In its latest move to broaden its iPod and iTunes franchises, Apple Computer Inc. has introduced "iTunes U," a nationwide expansion of a service that puts course lectures and other educational materials online and on-the-go via Apple's iTunes software.
The maker of iPod portable players, the iTunes online music store and Macintosh computers had been working with six universities on the pilot project for more than a year and expanded the educational program this week, inviting other universities to sign up.
Internet access to college lectures is nothing new, but listening to them anytime, anywhere on portable gadgets is a more recent phenomenon of the digital age, spurred in part by the popularity of podcasts, or downloadable audio files.

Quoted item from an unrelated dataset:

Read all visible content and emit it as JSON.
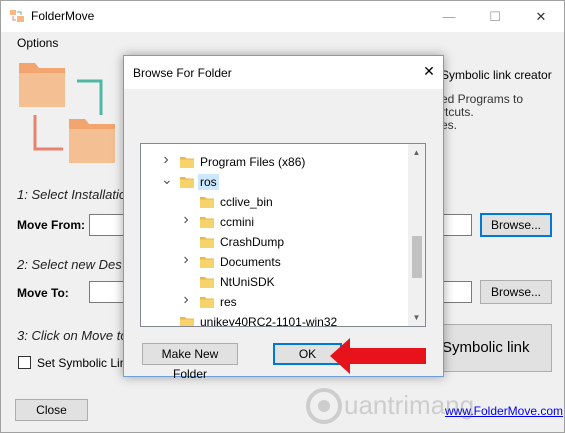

The University of Missouri had already been offering podcasts of lectures through its school network before it signed up with Apple last summer as a pilot school. But "iTunes U" offered a software and service package, in Apple's reputedly easy-to-use interface, all for free, said Keith Politte, the development officer at the university's School of Journalism.
The market dominance of Apple's iTunes Music Store and iPods, which helped spawn the podcast movement, also was key.

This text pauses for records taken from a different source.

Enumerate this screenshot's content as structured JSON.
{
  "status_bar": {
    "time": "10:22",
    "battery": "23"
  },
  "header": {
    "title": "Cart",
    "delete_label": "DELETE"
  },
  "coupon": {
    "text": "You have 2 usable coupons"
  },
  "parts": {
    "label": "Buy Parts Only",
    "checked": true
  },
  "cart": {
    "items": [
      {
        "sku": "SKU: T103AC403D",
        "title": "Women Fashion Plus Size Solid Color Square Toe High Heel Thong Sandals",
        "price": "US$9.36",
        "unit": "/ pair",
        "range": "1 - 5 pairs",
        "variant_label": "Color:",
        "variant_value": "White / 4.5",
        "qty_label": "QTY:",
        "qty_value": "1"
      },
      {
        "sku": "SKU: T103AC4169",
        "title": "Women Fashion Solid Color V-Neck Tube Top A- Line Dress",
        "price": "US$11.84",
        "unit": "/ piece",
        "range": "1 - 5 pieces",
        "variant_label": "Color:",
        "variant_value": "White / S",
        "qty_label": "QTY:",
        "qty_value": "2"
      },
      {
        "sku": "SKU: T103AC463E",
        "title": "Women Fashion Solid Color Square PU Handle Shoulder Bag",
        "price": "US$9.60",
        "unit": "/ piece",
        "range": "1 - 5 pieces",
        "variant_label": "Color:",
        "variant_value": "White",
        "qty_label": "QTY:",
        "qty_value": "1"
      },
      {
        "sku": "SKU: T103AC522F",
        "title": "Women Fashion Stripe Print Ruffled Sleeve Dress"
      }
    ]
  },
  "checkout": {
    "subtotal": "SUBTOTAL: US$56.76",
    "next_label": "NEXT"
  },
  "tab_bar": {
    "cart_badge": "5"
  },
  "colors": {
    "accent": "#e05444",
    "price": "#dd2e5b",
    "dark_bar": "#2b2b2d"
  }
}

"Our students are digital natives. We seek to meet our students where they are, and iTunes is the interface that most of our students are already familiar with," Politte said.
Apple's free, hosted service offers universities a customized version of the iTunes software, allowing schools to post podcasts, audio books or video content on their iTunes-affiliated Web sites. The iTunes-based material would be accessible on Windows-based or Apple Macintosh computers and transferable to portable devices, including Apple's iPods.

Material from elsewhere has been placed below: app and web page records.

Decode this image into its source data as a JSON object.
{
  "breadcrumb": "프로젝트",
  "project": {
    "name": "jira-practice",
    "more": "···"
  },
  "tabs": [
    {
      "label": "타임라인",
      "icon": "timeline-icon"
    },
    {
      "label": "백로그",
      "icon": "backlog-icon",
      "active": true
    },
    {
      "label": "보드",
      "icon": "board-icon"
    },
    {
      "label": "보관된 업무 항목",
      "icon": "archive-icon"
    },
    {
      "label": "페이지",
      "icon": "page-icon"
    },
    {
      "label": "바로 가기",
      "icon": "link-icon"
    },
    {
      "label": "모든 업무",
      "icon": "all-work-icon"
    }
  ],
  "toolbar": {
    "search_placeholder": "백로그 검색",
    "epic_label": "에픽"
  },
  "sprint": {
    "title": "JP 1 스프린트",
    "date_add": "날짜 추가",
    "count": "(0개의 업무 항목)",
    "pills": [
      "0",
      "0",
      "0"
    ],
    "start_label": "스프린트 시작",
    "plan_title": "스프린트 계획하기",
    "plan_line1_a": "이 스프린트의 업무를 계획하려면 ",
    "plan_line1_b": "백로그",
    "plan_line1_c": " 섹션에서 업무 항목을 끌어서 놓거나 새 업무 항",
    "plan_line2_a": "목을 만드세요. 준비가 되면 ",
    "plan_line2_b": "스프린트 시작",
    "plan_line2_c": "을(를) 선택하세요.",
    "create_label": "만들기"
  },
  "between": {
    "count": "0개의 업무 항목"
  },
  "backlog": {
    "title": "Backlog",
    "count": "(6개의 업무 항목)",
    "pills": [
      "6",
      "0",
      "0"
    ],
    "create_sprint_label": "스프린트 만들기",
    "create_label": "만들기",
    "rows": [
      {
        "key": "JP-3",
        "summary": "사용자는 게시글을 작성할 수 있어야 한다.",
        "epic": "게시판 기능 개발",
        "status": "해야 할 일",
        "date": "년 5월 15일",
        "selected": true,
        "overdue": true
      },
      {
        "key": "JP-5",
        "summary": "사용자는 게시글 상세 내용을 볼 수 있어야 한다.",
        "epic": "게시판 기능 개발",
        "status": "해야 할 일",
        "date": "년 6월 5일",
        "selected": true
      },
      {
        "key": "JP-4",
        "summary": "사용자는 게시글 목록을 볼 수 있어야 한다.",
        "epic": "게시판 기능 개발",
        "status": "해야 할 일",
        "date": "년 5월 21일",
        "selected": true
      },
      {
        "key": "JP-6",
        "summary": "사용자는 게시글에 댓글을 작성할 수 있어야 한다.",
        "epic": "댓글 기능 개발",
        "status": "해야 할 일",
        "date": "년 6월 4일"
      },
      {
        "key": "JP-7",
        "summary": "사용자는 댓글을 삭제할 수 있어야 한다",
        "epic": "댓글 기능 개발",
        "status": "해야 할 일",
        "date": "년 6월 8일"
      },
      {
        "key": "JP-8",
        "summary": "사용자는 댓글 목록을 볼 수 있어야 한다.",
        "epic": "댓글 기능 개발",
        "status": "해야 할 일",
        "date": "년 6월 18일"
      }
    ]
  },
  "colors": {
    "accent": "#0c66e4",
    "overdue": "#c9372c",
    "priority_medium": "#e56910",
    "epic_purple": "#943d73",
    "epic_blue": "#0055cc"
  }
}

The service lets institutions choose the audio and video formats they want in producing the content. Universities can also control how they want to limit access to the online materials to restricted groups or open to the public.
For instance, Stanford University, which joined the pilot program last fall, gives the public free access to not only some lectures but also audio broadcasts of sporting events through its iTunes-affiliated site.
Universities can also choose to let students, and not just faculty, upload material to the site. The University of Missouri, for instance, is using iTunes U as a communication vehicle, letting students post their work on the site for quick feedback from professors, Politte said.
Schools and universities have historically been major contributors to Apple's computer sales. Now with the free iTunes U service, Apple "is leveraging the ubiquity that we've established on campuses with iPods and iTunes," said Chris Bell, Apple's director of product marketing for iTunes.
The service could make students regular, if not daily, visitors to iTunes. Click once on a lecture and the digital audio file will show up on the student's iTunes jukebox library, ready for playback on an iPod or a computer.
And it only takes a slight movement of the mouse to go from a university's section of iTunes to a link to the commercial site, where songs are sold for 99 cents apiece, and TV shows and music videos are sold for $1.99 each.